▶ **Aim of the task**
Your task is to gather the lines below that hold the string "title".

▶ **Data under study**

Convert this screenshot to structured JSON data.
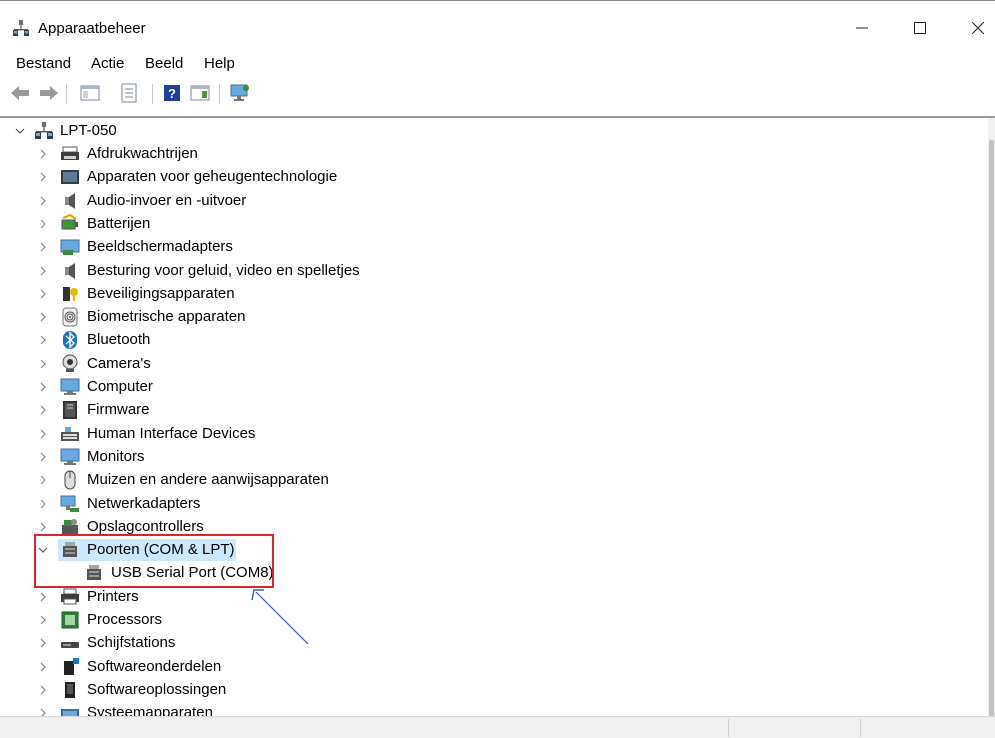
{
  "window": {
    "title": "Apparaatbeheer",
    "minimize": "—",
    "maximize": "☐",
    "close": "✕"
  },
  "menu": [
    "Bestand",
    "Actie",
    "Beeld",
    "Help"
  ],
  "toolbar": {
    "icons": [
      "back-arrow-icon",
      "forward-arrow-icon",
      "show-hide-console-tree-icon",
      "properties-icon",
      "help-icon",
      "action-pane-icon",
      "monitor-scan-icon"
    ]
  },
  "tree": {
    "root": "LPT-050",
    "items": [
      {
        "label": "Afdrukwachtrijen",
        "icon": "print-queue-icon"
      },
      {
        "label": "Apparaten voor geheugentechnologie",
        "icon": "memory-device-icon"
      },
      {
        "label": "Audio-invoer en -uitvoer",
        "icon": "speaker-icon"
      },
      {
        "label": "Batterijen",
        "icon": "battery-icon"
      },
      {
        "label": "Beeldschermadapters",
        "icon": "display-adapter-icon"
      },
      {
        "label": "Besturing voor geluid, video en spelletjes",
        "icon": "speaker-icon"
      },
      {
        "label": "Beveiligingsapparaten",
        "icon": "security-key-icon"
      },
      {
        "label": "Biometrische apparaten",
        "icon": "fingerprint-icon"
      },
      {
        "label": "Bluetooth",
        "icon": "bluetooth-icon"
      },
      {
        "label": "Camera's",
        "icon": "webcam-icon"
      },
      {
        "label": "Computer",
        "icon": "computer-icon"
      },
      {
        "label": "Firmware",
        "icon": "firmware-icon"
      },
      {
        "label": "Human Interface Devices",
        "icon": "hid-icon"
      },
      {
        "label": "Monitors",
        "icon": "monitor-icon"
      },
      {
        "label": "Muizen en andere aanwijsapparaten",
        "icon": "mouse-icon"
      },
      {
        "label": "Netwerkadapters",
        "icon": "network-adapter-icon"
      },
      {
        "label": "Opslagcontrollers",
        "icon": "storage-controller-icon"
      },
      {
        "label": "Poorten (COM & LPT)",
        "icon": "port-connector-icon",
        "expanded": true,
        "selected": true
      },
      {
        "label": "USB Serial Port (COM8)",
        "icon": "port-connector-icon",
        "child": true
      },
      {
        "label": "Printers",
        "icon": "printer-icon"
      },
      {
        "label": "Processors",
        "icon": "processor-icon"
      },
      {
        "label": "Schijfstations",
        "icon": "disk-drive-icon"
      },
      {
        "label": "Softwareonderdelen",
        "icon": "software-component-icon"
      },
      {
        "label": "Softwareoplossingen",
        "icon": "software-solution-icon"
      },
      {
        "label": "Systeemapparaten",
        "icon": "system-device-icon"
      }
    ]
  },
  "colors": {
    "highlight_box": "#d9252b",
    "selection": "#cce8ff",
    "annotation_arrow": "#3c5bb5"
  }
}
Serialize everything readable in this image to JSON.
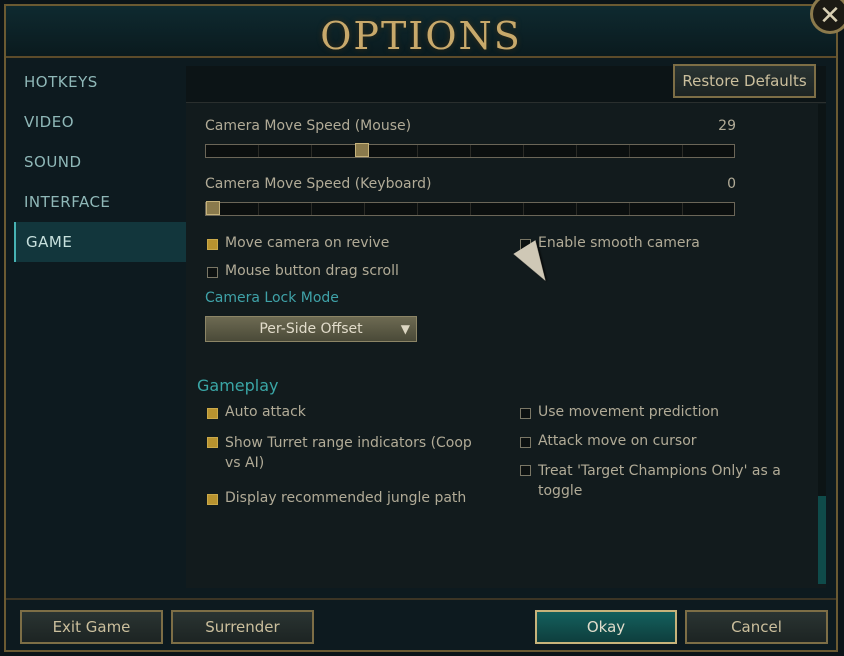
{
  "window": {
    "title": "OPTIONS",
    "close_glyph": "✕"
  },
  "nav": {
    "items": [
      {
        "label": "HOTKEYS"
      },
      {
        "label": "VIDEO"
      },
      {
        "label": "SOUND"
      },
      {
        "label": "INTERFACE"
      },
      {
        "label": "GAME",
        "active": true
      }
    ]
  },
  "toolbar": {
    "restore_defaults": "Restore Defaults"
  },
  "camera": {
    "mouse_speed": {
      "label": "Camera Move Speed (Mouse)",
      "value": "29"
    },
    "keyboard_speed": {
      "label": "Camera Move Speed (Keyboard)",
      "value": "0"
    },
    "move_on_revive": {
      "label": "Move camera on revive",
      "checked": true
    },
    "smooth_camera": {
      "label": "Enable smooth camera",
      "checked": false
    },
    "drag_scroll": {
      "label": "Mouse button drag scroll",
      "checked": false
    },
    "lock_mode": {
      "label": "Camera Lock Mode",
      "selected": "Per-Side Offset",
      "arrow": "▼"
    }
  },
  "gameplay": {
    "title": "Gameplay",
    "auto_attack": {
      "label": "Auto attack",
      "checked": true
    },
    "turret_range": {
      "label": "Show Turret range indicators (Coop vs AI)",
      "checked": true
    },
    "jungle_path": {
      "label": "Display recommended jungle path",
      "checked": true
    },
    "movement_prediction": {
      "label": "Use movement prediction",
      "checked": false
    },
    "attack_move": {
      "label": "Attack move on cursor",
      "checked": false
    },
    "target_champions": {
      "label": "Treat 'Target Champions Only' as a toggle",
      "checked": false
    }
  },
  "footer": {
    "exit": "Exit Game",
    "surrender": "Surrender",
    "okay": "Okay",
    "cancel": "Cancel"
  },
  "colors": {
    "accent": "#47b2b3",
    "gold": "#c8a96b",
    "checked": "#b8932f"
  }
}
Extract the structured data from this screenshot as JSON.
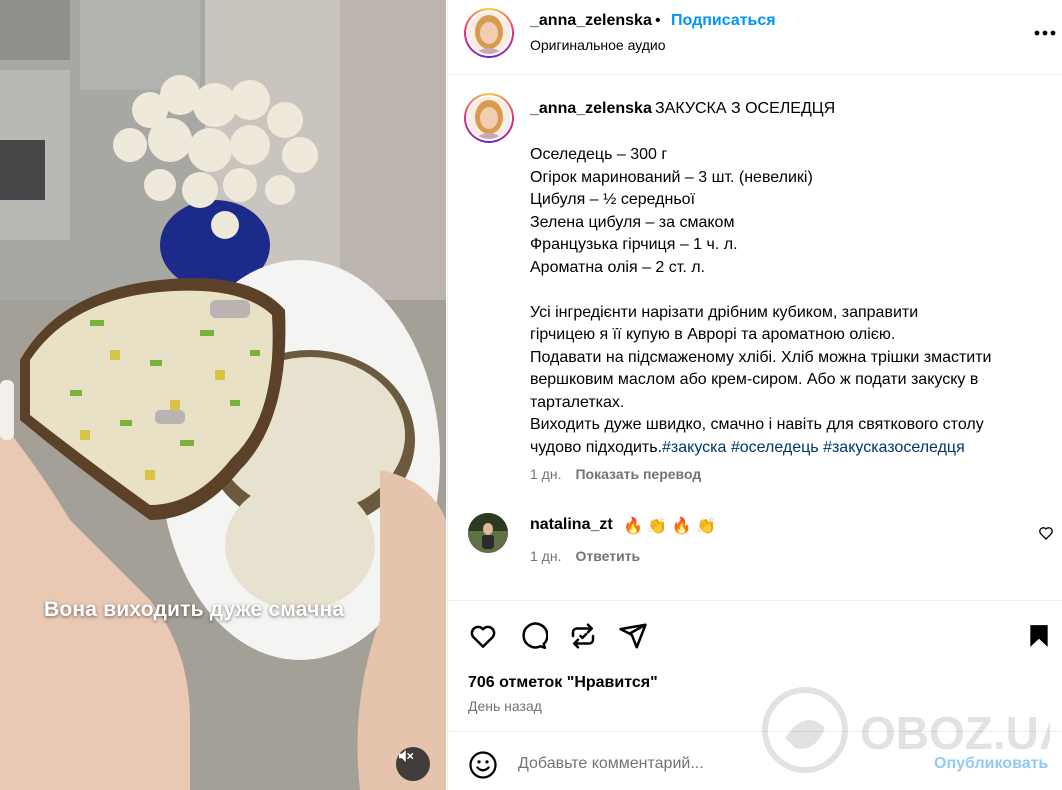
{
  "media": {
    "caption": "Вона виходить дуже смачна",
    "mute_icon": "speaker-muted-icon"
  },
  "header": {
    "username": "_anna_zelenska",
    "separator": "•",
    "follow_label": "Подписаться",
    "audio_label": "Оригинальное аудио",
    "more_icon": "more-options-icon"
  },
  "caption": {
    "username": "_anna_zelenska",
    "title": "ЗАКУСКА З ОСЕЛЕДЦЯ",
    "ingredients": [
      "Оселедець – 300 г",
      "Огірок маринований – 3 шт. (невеликі)",
      "Цибуля – ½ середньої",
      "Зелена цибуля – за смаком",
      "Французька гірчиця – 1 ч. л.",
      "Ароматна олія – 2 ст. л."
    ],
    "instructions": [
      "Усі інгредієнти нарізати дрібним кубиком, заправити",
      "гірчицею я її купую в Аврорі та ароматною олією.",
      "Подавати на підсмаженому хлібі. Хліб можна трішки змастити",
      "вершковим маслом або крем-сиром. Або ж подати закуску в",
      "тарталетках.",
      "Виходить дуже швидко, смачно і навіть для святкового столу"
    ],
    "last_line_text": "чудово підходить.",
    "hashtags": "#закуска #оселедець #закусказоселедця",
    "time": "1 дн.",
    "translate_label": "Показать перевод"
  },
  "comment": {
    "username": "natalina_zt",
    "text": "🔥 👏 🔥 👏",
    "time": "1 дн.",
    "reply_label": "Ответить"
  },
  "actions": {
    "icons": [
      "heart-icon",
      "comment-icon",
      "repost-icon",
      "share-icon",
      "bookmark-icon"
    ],
    "likes": "706 отметок \"Нравится\"",
    "posted": "День назад"
  },
  "comment_bar": {
    "placeholder": "Добавьте комментарий...",
    "post_label": "Опубликовать"
  },
  "watermark": "OBOZ.UA",
  "colors": {
    "accent": "#0095f6",
    "hashtag": "#00376b",
    "muted_text": "#737373",
    "post_disabled": "#93c9f7"
  }
}
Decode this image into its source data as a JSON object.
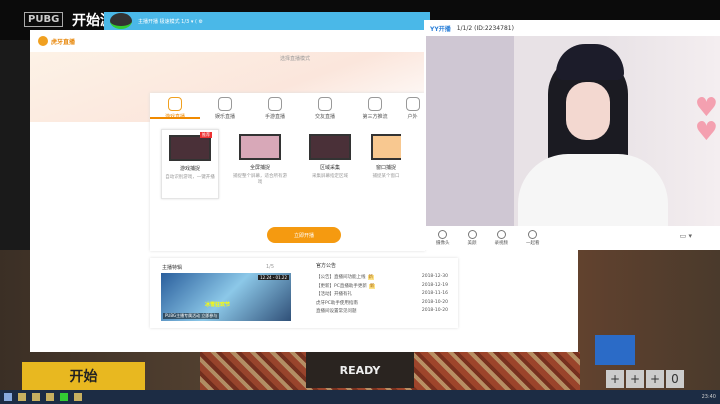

▶ **Answer to the problem**
    "title": "Apparaatbeheer",
    "title": "OPTIONS",
    "title": "Gameplay",
    "title": "ЗАКУСКА З ОСЕЛЕДЦЯ",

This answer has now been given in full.